#### PROBLEM REQUIREMENTS
Using "Rechnungen" as the search string, find the matching lines below and copy them.
(INFORMATION SUPPLIED Opens)
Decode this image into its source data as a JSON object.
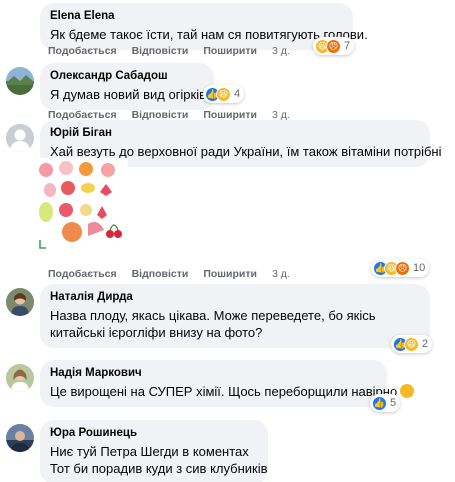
{
  "actions": {
    "like": "Подобається",
    "reply": "Відповісти",
    "share": "Поширити",
    "time": "3 д."
  },
  "comments": [
    {
      "author": "Elena Elena",
      "text": "Як бдеме такоє їсти, тай нам ся повитягують голови.",
      "reactions": [
        "haha",
        "angry"
      ],
      "reaction_count": "7"
    },
    {
      "author": "Олександр Сабадош",
      "text": "Я думав новий вид огірків..",
      "reactions": [
        "like",
        "haha"
      ],
      "reaction_count": "4"
    },
    {
      "author": "Юрій Біган",
      "text": "Хай везуть до верховної ради України, їм також вітаміни потрібні",
      "reactions": [
        "like",
        "haha",
        "angry"
      ],
      "reaction_count": "10"
    },
    {
      "author": "Наталія Дирда",
      "text": "Назва плоду, якась цікава. Може переведете, бо якісь китайські ієрогліфи внизу на фото?",
      "reactions": [
        "like",
        "haha"
      ],
      "reaction_count": "2"
    },
    {
      "author": "Надія Маркович",
      "text": "Це вирощені на СУПЕР хімії. Щось переборщили навірно",
      "reactions": [
        "like"
      ],
      "reaction_count": "5"
    },
    {
      "author": "Юра Рошинець",
      "text_line1": "Ниє туй Петра Шегди в коментах",
      "text_line2": "Тот би порадив куди з сив клубників"
    }
  ],
  "colors": {
    "bubble": "#f0f2f5",
    "meta": "#65676b",
    "like": "#1877f2",
    "haha": "#f7b928",
    "angry": "#e9710f"
  }
}
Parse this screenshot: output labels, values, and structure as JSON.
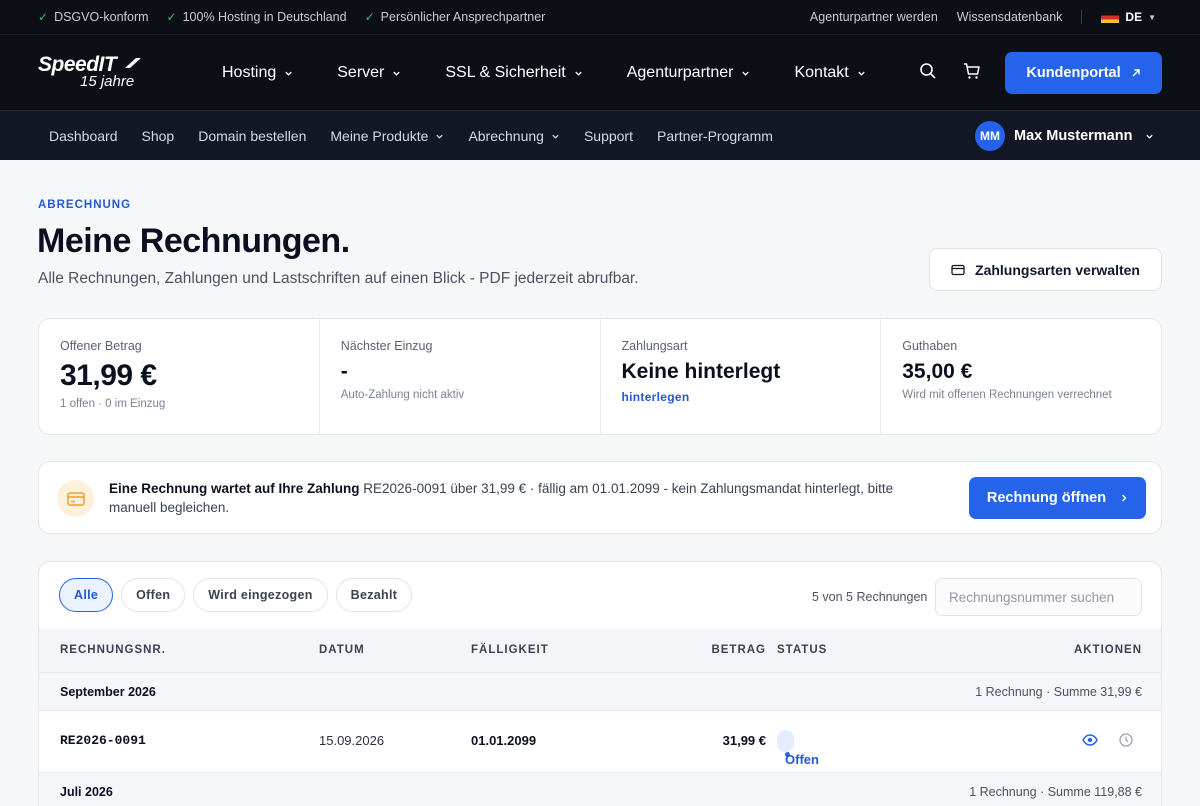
{
  "topbar": {
    "usps": [
      "DSGVO-konform",
      "100% Hosting in Deutschland",
      "Persönlicher Ansprechpartner"
    ],
    "links": [
      "Agenturpartner werden",
      "Wissensdatenbank"
    ],
    "language": "DE"
  },
  "logo": {
    "line1": "SpeedIT",
    "line2": "15 jahre"
  },
  "mainnav": {
    "items": [
      "Hosting",
      "Server",
      "SSL & Sicherheit",
      "Agenturpartner",
      "Kontakt"
    ],
    "portal_label": "Kundenportal"
  },
  "subnav": {
    "items": [
      "Dashboard",
      "Shop",
      "Domain bestellen",
      "Meine Produkte",
      "Abrechnung",
      "Support",
      "Partner-Programm"
    ],
    "user_initials": "MM",
    "user_name": "Max Mustermann"
  },
  "header": {
    "eyebrow": "ABRECHNUNG",
    "title": "Meine Rechnungen.",
    "subtitle": "Alle Rechnungen, Zahlungen und Lastschriften auf einen Blick - PDF jederzeit abrufbar.",
    "manage_label": "Zahlungsarten verwalten"
  },
  "stats": {
    "open": {
      "label": "Offener Betrag",
      "value": "31,99 €",
      "note": "1 offen · 0 im Einzug"
    },
    "next": {
      "label": "Nächster Einzug",
      "value": "-",
      "note": "Auto-Zahlung nicht aktiv"
    },
    "method": {
      "label": "Zahlungsart",
      "value": "Keine hinterlegt",
      "link": "hinterlegen"
    },
    "credit": {
      "label": "Guthaben",
      "value": "35,00 €",
      "note": "Wird mit offenen Rechnungen verrechnet"
    }
  },
  "alert": {
    "strong": "Eine Rechnung wartet auf Ihre Zahlung",
    "text": " RE2026-0091 über 31,99 € · fällig am 01.01.2099 - kein Zahlungsmandat hinterlegt, bitte manuell begleichen.",
    "button": "Rechnung öffnen"
  },
  "table": {
    "filters": [
      "Alle",
      "Offen",
      "Wird eingezogen",
      "Bezahlt"
    ],
    "active_filter": "Alle",
    "count": "5 von 5 Rechnungen",
    "search_placeholder": "Rechnungsnummer suchen",
    "columns": [
      "RECHNUNGSNR.",
      "DATUM",
      "FÄLLIGKEIT",
      "BETRAG",
      "STATUS",
      "AKTIONEN"
    ],
    "groups": [
      {
        "name": "September 2026",
        "summary": "1 Rechnung · Summe 31,99 €",
        "rows": [
          {
            "number": "RE2026-0091",
            "date": "15.09.2026",
            "due": "01.01.2099",
            "amount": "31,99 €",
            "status": "Offen"
          }
        ]
      },
      {
        "name": "Juli 2026",
        "summary": "1 Rechnung · Summe 119,88 €",
        "rows": []
      }
    ]
  },
  "colors": {
    "accent": "#2563eb",
    "nav_bg": "#0d0f16",
    "subnav_bg": "#141725"
  }
}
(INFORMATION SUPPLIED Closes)
#### RESULT FOR THIS TASK
    "title": "Meine Rechnungen.",
    "subtitle": "Alle Rechnungen, Zahlungen und Lastschriften auf einen Blick - PDF jederzeit abrufbar.",
      "note": "Wird mit offenen Rechnungen verrechnet"
    "count": "5 von 5 Rechnungen",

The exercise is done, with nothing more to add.